New vaccines Ingelvac PRRSFLEX® EU for piglets and ReproCyc® PRRS EU for sows offer sustainable control of Porcine Reproductive and Respiratory Syndrome (PRRS).
Boehringer Ingelheim Animal Health launches two new swine vaccines against Porcine Reproductive and Respiratory Syndrome (PRRS). Ingelvac PRRSFLEX® EU for piglets and ReproCyc® PRRS EU for breeding gilts and sows will be launched in most European countries in October 2015.
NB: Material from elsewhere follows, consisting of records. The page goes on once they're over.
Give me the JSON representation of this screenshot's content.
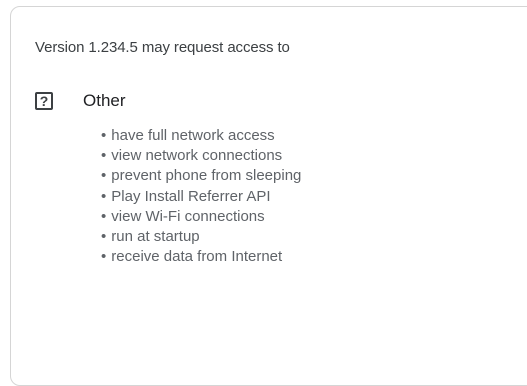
{
  "dialog": {
    "header": "Version 1.234.5  may request access to",
    "group": {
      "icon": "question-mark-icon",
      "icon_glyph": "?",
      "title": "Other",
      "bullet": "•",
      "permissions": [
        "have full network access",
        "view network connections",
        "prevent phone from sleeping",
        "Play Install Referrer API",
        "view Wi-Fi connections",
        "run at startup",
        "receive data from Internet"
      ]
    }
  }
}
PRRS infects pigs around the globe causing reproductive failure in breeding stock and respiratory tract illness, slower growth and increased mortality in growing pigs. As a result, pigs suffer and die which causes economic damage to swine farmers worldwide. With Ingelvac PRRSFLEX® EU and ReproCyc® PRRS EU, they now have the opportunity to protect their whole herds against the negative impacts of PRRS.
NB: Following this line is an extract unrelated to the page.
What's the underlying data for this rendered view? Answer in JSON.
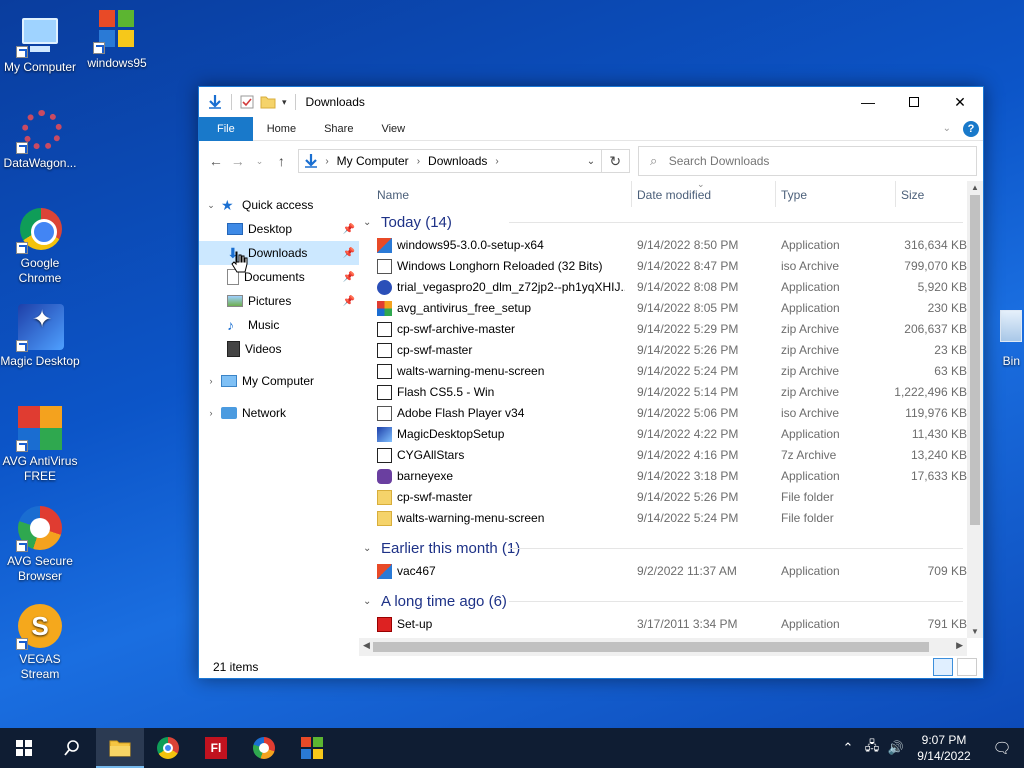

“We are very confident that the simultaneous launch of our two new vaccines will significantly benefit swine farmers all over Europe”, states Dr Joachim Hasenmaier, responsible for the Corporate Board Divisions Animal Health and Consumer Healthcare at Boehringer Ingelheim. “We have worked hard on developing an effective solution for sustainable whole herd PRRS control, and we are convinced that Ingelvac PRRSFLEX® EU and ReproCyc® PRRS EU are the perfect combination.”
Ingelvac PRRSFLEX® EU reduces respiratory clinical signs and is the only piglet-specific PRRS vaccine on the European market. It can be used for the active immunization of healthy pigs from 17 days of age.
With ReproCyc® PRRS EU, breeding gilts and sows affected with the PRRS disease can be safely vaccinated in all stages of the reproductive cycle. This results in a reduction of PRRS-induced reproductive disorders such as an increased number of weak-born piglets or neonatal mortality. Vaccinated gilts and sows show a decreased transplacental virus transmission from infected females to piglets, one main reason why diseases can be perpetuated.
It is estimated that in 2014 approximately 70% of sows and piglets in Europe were PRRS positive.1 PRRS is associated with substantial costs for swine farmers all over the world, largely due to productivity losses as a result of poor reproductive performance and increased mortality, but also due to secondary infections and complications increasing the medication cost.